Run by our friends at Wrap, Recycle Week this year has a Home and Away theme. Nothing to do with Alf, Ailsa and Bobby (sadly), this year’s event is all about how even the smallest actions can make a real difference to our environment. So whether that means remembering to take your cotton bag/wicker basket/coat with the really big pockets to the shops instead of using a plastic bag, rinsing out and reusing your empty pesto jar or taking part in a Big Tidy Up in your local area, there’s loads of ways to get involved. We’ve made a handy guide to recycling our products right here, and if you want to find out more about what can be recycled where you live (or just watch some nifty videos about what happens to your recycling after you put into those green bins) then check out the Recycle Now website.

having a miserable day?

Us too. Our feet have only just dried out after traipsing through the sodden streets to get to work this morning and our hair is unlikely to recover. The weather has, mercifully, brightened up, but the umbrella carcasses that litter the office are a cruel reminder of what we went through to get here.

So at times like this we find comfort in the knowledge that someone, somewhere is on a log flume, having the time of their life and considerably wetter than us.

Log flume

Thanks to Frankie and his friends for making us smile.

picture this

We think some of the best things about summer take place on the beach. The feeling of warm sand between our toes; the sound of waves crashing against rocks; the sight of a beautiful sunset; the smell of BBQs on the beach. We'd go on but we've run out of senses.

One dreary day last week we decided to surf the net for holidays (pun intended), and came across some spooky images from the depths of Moilinere Bay, Grenada.

Sea Sculptures

Now imagine you're minding your own business - doing a spot of snorkelling, when you see something that looks distinctly like a man typing at a desk

Sea Sculptures 2

And if that wasn't quite weird enough, you then bump into a woman with big, gaping holes where her eyes should be

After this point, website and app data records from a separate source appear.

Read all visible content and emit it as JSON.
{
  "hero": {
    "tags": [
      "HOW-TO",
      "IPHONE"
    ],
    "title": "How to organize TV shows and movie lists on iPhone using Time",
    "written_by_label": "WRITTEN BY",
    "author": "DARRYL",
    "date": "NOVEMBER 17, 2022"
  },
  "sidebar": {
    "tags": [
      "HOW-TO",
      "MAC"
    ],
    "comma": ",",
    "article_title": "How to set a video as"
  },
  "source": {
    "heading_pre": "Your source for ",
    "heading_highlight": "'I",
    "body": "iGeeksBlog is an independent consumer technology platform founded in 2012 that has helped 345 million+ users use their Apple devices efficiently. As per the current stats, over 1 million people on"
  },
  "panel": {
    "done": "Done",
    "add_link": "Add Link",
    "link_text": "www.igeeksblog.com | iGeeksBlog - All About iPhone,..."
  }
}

Sea Sculptures 3

We're strangely fascinated, but can't help feeling we'd have a lifetime of nightmares if we ever stepped foot in this part of the ocean.

Maybe some other time.